WHAT TO DO:
Lines in the listing below that hold "definition" are the ones to copy.

EXERCISE DATA section start

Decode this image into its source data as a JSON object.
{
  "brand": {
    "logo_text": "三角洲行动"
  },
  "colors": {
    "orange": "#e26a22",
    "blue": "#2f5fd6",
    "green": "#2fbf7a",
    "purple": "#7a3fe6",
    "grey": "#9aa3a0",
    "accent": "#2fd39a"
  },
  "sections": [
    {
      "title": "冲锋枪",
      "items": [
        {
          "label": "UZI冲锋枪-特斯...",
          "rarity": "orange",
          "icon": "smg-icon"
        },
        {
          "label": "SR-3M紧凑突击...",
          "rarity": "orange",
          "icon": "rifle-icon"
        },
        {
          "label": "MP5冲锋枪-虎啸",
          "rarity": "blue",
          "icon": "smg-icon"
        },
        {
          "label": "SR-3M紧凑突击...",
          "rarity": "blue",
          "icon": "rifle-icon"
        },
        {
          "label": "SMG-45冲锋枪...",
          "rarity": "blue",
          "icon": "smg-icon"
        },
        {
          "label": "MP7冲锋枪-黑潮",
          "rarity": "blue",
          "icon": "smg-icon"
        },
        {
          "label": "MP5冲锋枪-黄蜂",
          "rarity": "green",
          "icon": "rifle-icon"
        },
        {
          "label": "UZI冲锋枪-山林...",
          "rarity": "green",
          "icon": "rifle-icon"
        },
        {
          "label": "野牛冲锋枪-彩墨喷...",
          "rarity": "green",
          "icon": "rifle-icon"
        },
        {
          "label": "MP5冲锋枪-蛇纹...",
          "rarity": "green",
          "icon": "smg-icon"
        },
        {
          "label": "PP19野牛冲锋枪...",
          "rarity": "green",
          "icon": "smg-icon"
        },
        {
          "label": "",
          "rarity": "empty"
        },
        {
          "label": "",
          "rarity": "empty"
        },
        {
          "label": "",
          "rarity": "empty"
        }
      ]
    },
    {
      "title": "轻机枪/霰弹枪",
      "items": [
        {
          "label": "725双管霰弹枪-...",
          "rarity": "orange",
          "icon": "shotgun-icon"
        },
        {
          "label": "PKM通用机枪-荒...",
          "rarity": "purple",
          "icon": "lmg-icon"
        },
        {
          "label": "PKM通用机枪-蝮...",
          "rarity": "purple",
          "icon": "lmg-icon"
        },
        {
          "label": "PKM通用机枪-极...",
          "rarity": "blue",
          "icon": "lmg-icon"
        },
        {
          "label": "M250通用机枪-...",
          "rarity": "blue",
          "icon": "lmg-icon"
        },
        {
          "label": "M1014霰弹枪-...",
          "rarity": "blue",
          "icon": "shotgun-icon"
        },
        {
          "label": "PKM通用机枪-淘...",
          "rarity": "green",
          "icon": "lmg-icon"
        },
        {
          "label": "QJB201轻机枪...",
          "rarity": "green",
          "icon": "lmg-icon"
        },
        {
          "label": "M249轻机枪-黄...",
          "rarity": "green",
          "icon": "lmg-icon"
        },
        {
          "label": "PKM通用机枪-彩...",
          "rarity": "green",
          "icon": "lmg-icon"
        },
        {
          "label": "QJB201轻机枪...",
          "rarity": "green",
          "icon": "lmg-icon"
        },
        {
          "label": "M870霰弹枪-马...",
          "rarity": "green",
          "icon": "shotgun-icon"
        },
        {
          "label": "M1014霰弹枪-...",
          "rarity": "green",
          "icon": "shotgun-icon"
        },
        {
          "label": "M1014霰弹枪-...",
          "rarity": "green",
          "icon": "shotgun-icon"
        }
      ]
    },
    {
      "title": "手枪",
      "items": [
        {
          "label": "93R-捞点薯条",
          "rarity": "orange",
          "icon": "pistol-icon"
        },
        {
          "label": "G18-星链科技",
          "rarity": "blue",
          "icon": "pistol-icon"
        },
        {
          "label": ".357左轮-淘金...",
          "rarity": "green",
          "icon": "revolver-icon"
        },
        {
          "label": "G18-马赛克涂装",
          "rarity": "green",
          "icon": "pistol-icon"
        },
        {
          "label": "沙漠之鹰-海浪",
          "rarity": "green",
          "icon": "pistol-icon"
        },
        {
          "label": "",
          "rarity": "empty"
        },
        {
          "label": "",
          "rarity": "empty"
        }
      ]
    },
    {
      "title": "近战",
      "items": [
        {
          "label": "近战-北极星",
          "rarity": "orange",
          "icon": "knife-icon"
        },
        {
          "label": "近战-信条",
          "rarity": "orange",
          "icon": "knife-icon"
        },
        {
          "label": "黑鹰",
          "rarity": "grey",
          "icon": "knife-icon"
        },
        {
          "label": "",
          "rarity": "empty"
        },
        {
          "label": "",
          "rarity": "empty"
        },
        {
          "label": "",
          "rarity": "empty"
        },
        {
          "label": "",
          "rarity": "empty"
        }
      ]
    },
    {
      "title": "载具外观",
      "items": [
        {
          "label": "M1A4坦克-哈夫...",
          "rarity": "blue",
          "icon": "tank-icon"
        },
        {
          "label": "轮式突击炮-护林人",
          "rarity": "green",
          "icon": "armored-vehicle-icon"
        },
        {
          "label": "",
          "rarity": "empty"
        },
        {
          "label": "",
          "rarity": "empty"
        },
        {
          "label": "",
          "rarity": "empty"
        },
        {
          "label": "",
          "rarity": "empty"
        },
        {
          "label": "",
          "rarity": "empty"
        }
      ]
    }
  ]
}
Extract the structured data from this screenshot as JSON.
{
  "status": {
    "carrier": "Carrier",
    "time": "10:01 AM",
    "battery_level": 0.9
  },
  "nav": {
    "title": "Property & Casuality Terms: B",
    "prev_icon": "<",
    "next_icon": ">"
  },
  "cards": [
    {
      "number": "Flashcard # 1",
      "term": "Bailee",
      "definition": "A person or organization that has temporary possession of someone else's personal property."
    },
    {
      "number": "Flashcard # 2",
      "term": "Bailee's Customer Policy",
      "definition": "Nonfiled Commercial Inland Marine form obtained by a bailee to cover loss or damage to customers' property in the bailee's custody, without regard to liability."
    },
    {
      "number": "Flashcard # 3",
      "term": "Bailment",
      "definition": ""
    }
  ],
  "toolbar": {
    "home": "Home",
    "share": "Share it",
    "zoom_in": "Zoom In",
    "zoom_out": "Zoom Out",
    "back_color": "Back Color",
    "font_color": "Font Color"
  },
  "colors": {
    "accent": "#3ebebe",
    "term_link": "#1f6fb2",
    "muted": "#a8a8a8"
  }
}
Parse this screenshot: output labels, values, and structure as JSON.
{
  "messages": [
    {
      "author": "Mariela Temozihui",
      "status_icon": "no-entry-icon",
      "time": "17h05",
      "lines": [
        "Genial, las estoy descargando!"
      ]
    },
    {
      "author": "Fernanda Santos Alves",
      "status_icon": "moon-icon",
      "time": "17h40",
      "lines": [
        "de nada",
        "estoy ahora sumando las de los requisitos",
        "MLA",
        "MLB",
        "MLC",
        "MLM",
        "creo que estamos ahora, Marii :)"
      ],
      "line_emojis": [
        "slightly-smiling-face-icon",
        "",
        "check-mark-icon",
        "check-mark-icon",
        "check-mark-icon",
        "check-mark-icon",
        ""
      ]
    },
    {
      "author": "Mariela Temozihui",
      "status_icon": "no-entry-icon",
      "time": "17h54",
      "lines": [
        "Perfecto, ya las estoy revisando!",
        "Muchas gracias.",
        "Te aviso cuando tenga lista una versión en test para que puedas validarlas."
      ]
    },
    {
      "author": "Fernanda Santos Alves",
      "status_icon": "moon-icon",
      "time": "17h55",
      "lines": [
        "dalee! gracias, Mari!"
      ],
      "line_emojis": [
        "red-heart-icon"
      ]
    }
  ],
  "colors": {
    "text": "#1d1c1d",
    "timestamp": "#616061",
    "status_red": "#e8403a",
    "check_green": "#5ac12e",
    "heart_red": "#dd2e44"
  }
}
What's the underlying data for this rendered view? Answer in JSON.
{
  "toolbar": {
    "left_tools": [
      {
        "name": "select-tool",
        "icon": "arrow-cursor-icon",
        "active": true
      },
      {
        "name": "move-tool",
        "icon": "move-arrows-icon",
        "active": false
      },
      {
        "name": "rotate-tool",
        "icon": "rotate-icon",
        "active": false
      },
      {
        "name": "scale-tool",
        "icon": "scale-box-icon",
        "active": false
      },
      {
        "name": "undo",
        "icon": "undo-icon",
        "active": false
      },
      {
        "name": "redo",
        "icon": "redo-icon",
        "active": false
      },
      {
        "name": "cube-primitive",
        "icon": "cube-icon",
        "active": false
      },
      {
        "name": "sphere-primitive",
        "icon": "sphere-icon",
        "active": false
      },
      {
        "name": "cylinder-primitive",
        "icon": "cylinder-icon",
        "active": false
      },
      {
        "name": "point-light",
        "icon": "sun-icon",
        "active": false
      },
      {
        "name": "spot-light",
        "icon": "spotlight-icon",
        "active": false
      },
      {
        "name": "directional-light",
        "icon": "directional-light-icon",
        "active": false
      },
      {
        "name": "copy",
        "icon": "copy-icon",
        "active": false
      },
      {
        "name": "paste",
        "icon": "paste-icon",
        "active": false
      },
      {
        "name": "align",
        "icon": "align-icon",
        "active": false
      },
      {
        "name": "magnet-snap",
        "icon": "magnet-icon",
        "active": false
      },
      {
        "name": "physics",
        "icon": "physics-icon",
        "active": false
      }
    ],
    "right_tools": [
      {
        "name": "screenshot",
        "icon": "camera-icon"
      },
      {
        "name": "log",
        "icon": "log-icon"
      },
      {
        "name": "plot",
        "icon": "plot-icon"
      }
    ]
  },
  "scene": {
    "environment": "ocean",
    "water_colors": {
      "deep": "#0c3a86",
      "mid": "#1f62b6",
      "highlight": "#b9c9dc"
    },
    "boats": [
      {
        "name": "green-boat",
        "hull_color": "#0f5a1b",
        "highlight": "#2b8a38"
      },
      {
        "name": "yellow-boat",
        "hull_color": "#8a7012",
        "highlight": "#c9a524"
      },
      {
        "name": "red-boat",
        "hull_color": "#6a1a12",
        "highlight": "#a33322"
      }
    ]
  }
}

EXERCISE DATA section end

RESPONSE AREA:
      "definition": "A person or organization that has temporary possession of someone else's personal property."
      "definition": "Nonfiled Commercial Inland Marine form obtained by a bailee to cover loss or damage to customers' property in the bailee's custody, without regard to liability."
      "definition": ""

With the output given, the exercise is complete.